═════ Supplied data

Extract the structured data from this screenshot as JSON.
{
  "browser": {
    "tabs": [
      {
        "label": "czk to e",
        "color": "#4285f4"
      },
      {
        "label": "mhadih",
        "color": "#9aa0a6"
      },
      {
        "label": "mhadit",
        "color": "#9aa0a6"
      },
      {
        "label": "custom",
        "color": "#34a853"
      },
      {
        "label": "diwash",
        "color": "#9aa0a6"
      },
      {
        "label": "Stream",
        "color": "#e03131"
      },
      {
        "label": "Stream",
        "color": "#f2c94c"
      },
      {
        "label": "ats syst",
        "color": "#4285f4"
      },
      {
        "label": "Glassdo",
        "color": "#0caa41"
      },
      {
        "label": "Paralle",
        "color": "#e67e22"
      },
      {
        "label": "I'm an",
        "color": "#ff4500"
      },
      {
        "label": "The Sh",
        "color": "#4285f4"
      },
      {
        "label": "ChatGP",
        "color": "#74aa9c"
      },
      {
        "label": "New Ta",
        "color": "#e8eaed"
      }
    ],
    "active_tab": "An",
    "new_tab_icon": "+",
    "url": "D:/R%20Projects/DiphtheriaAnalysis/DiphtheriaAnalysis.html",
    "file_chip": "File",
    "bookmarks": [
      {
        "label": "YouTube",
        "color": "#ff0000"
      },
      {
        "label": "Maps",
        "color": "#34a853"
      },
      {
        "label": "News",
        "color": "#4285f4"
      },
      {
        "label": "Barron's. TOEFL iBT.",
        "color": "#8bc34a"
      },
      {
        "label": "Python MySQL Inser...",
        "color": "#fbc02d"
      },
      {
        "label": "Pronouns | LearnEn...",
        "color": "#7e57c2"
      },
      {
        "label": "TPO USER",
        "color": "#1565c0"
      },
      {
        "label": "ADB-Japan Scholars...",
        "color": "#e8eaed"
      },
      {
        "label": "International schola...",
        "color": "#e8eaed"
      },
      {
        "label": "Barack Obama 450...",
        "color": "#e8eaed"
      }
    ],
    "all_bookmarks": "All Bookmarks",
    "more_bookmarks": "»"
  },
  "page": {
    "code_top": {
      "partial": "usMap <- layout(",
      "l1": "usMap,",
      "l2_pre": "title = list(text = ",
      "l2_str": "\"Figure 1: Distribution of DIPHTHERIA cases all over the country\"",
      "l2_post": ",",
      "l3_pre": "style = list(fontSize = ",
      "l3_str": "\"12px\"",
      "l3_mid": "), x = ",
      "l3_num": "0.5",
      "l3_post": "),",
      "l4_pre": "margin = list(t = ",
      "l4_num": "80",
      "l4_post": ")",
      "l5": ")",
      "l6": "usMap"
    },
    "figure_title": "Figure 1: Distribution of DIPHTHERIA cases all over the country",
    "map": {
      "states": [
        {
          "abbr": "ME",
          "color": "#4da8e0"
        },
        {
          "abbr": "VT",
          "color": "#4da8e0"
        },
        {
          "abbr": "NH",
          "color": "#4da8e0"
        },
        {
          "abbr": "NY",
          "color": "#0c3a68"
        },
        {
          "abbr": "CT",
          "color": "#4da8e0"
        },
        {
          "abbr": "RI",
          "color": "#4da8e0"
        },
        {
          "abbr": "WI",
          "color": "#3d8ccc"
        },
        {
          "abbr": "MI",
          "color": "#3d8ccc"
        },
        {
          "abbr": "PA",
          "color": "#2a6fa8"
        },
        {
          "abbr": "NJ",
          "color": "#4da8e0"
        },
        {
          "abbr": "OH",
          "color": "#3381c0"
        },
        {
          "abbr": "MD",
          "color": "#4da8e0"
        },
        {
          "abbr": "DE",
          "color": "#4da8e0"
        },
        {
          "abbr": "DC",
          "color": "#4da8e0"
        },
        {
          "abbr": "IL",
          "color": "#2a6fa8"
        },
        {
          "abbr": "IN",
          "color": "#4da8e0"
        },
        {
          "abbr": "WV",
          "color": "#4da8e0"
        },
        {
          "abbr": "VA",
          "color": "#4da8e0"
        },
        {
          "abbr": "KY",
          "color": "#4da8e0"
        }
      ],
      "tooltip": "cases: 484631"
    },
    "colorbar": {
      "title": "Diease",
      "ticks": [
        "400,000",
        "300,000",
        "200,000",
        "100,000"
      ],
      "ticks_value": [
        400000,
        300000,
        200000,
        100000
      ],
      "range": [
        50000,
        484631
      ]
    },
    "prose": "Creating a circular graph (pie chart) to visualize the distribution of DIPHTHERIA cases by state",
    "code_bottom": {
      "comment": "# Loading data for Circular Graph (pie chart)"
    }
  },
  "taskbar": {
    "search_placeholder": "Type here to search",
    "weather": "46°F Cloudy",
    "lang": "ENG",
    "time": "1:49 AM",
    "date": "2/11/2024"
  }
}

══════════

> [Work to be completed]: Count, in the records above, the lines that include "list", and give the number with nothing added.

> [Task answer]: 3